**How to complete this task:**
Below are records; report the number of lines in them that include the word "JSON", with no other text.
BEGIN Supplied entries
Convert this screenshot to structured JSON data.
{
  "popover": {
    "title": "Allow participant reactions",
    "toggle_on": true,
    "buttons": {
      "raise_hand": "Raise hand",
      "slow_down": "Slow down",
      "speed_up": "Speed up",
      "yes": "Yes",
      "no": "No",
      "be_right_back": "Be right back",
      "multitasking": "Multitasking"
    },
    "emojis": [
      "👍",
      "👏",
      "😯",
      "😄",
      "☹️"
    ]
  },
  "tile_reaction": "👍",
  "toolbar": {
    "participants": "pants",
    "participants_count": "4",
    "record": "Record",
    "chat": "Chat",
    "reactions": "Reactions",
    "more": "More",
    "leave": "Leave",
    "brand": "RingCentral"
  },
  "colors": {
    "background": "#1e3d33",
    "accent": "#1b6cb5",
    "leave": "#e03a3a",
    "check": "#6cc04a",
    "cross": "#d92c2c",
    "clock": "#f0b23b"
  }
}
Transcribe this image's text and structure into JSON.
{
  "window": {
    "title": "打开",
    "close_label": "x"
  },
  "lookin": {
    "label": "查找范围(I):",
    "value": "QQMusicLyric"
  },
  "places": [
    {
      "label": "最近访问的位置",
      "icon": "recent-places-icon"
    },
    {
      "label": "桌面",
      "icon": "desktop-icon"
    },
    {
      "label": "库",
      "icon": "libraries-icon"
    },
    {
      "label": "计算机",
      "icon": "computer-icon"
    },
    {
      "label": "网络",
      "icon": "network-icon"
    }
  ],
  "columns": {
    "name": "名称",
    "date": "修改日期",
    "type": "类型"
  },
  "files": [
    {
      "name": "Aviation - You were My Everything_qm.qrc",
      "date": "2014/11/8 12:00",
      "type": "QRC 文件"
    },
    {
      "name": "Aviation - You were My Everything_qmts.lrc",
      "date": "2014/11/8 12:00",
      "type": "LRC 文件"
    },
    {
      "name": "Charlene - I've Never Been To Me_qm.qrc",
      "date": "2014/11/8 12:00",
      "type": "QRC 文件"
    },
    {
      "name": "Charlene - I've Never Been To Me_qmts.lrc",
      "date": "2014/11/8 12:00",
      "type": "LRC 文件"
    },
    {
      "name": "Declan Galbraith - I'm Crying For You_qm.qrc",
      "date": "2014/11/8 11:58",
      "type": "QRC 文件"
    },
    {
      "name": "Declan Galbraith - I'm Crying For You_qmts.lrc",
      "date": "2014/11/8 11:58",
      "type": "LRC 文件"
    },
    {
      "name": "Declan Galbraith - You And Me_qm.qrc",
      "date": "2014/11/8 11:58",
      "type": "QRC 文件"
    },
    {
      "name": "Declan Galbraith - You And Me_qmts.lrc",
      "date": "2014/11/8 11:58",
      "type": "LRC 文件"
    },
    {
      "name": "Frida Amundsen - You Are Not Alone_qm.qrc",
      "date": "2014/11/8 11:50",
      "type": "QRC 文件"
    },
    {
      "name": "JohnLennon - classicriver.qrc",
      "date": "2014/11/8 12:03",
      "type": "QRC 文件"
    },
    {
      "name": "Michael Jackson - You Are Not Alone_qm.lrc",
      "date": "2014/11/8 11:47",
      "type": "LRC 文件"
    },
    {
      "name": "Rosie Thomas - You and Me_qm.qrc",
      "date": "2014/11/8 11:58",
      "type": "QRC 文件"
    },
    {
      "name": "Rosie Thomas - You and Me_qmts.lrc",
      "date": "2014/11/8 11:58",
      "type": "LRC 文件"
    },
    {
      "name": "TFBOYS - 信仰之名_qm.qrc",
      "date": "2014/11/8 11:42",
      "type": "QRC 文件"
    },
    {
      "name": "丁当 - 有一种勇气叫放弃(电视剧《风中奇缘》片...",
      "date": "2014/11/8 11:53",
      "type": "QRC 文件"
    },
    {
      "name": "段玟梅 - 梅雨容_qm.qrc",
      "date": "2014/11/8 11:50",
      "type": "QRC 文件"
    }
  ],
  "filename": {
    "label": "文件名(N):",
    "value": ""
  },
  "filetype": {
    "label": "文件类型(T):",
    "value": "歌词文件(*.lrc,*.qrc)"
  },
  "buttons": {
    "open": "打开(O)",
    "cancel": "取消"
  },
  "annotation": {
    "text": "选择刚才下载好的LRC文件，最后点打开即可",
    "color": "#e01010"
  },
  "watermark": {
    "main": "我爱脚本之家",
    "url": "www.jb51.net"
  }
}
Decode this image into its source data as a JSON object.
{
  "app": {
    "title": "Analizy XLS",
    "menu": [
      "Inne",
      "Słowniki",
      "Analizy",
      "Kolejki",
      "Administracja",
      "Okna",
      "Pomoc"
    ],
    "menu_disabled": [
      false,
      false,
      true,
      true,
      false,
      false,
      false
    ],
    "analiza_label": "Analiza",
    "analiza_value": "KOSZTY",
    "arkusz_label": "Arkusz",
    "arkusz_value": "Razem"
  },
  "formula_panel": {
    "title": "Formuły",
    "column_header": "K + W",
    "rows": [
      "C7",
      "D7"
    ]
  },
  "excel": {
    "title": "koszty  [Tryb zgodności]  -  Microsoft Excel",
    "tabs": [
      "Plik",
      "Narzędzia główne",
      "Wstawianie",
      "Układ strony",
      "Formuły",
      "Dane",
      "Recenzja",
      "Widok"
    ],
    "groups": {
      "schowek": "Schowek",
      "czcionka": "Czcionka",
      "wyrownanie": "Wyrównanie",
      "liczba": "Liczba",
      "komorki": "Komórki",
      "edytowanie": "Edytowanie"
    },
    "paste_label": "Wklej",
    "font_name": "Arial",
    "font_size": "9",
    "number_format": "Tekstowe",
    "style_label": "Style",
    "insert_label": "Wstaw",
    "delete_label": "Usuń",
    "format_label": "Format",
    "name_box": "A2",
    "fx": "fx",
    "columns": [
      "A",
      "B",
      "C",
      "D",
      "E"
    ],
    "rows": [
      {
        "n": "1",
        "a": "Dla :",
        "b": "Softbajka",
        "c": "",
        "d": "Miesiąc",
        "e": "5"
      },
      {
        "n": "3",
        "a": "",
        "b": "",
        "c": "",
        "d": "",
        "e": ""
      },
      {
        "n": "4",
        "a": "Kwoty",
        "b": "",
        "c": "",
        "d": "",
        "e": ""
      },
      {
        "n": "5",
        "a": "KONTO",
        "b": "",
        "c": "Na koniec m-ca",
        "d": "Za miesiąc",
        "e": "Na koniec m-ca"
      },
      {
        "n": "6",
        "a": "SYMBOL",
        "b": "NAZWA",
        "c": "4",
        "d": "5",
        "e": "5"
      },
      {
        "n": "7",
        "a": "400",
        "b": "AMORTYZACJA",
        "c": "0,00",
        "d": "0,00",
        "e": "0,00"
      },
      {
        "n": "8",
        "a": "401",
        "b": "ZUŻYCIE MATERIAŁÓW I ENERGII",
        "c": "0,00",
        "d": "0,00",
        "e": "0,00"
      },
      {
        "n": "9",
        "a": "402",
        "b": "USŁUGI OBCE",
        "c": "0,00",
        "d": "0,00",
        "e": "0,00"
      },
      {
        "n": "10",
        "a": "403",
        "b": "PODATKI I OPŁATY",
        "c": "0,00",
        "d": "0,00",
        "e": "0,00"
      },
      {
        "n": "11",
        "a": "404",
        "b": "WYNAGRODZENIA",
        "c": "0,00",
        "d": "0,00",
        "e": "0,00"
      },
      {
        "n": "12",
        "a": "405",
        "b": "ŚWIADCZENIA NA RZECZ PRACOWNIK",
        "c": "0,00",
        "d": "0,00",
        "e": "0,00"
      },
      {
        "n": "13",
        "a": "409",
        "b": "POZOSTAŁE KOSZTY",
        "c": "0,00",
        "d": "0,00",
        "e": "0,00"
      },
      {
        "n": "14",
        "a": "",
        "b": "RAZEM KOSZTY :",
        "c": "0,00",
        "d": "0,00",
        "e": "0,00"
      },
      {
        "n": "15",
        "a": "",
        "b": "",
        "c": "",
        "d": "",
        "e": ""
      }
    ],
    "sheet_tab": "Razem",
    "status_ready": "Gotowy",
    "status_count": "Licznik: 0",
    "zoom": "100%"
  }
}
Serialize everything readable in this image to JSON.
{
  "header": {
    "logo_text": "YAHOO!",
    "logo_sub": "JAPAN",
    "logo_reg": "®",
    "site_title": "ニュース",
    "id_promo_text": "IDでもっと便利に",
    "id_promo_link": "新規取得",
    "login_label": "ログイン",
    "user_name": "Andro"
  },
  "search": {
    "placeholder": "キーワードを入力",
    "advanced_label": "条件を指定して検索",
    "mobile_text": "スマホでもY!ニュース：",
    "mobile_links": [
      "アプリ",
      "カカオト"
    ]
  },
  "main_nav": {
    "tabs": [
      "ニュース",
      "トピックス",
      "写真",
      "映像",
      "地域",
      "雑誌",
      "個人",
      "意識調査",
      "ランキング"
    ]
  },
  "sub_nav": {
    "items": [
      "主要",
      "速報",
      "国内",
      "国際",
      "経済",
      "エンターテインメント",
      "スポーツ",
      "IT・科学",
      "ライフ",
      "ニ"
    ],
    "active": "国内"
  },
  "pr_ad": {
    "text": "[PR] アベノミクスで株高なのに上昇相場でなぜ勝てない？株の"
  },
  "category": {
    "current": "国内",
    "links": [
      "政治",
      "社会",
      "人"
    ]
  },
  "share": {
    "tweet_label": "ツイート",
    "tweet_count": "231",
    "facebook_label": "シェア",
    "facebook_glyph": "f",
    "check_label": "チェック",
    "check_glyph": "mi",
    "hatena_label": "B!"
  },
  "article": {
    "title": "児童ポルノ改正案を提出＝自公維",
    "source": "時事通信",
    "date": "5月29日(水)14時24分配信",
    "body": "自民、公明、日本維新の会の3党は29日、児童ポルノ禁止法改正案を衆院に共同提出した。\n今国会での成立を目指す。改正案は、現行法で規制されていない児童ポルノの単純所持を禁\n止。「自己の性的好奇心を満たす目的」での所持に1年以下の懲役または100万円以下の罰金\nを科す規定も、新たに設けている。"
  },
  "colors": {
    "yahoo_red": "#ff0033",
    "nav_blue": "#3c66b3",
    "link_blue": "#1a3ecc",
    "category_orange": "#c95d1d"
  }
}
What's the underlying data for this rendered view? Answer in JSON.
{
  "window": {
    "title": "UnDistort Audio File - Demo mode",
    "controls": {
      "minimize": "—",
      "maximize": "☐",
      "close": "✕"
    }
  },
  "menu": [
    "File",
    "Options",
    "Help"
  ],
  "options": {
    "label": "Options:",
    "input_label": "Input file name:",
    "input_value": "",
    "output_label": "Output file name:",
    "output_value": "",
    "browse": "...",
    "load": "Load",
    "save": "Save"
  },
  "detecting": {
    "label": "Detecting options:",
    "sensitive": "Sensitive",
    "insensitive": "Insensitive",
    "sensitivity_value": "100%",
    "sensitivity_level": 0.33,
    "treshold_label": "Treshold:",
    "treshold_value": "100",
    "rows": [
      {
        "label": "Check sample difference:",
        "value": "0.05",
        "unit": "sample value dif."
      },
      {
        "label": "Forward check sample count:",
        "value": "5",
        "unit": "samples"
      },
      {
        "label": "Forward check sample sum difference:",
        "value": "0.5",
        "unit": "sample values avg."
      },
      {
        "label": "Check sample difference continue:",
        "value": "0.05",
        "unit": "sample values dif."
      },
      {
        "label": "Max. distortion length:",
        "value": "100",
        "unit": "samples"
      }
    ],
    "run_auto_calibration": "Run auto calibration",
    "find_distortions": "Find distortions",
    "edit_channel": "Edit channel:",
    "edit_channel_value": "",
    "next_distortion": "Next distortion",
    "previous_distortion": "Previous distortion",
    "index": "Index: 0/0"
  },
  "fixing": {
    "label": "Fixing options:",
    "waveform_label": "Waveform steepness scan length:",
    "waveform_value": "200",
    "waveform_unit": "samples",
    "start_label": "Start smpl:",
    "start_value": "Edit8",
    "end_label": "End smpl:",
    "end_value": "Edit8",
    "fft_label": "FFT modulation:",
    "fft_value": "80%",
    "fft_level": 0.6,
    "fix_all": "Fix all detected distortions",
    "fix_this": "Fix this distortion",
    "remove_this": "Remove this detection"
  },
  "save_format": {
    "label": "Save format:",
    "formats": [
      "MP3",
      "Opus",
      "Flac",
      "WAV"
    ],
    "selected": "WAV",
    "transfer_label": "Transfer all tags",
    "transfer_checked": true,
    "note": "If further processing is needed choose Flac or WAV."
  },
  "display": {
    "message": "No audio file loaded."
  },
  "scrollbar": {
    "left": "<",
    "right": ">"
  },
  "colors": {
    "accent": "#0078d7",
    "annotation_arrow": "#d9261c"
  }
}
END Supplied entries
**Task response:**
5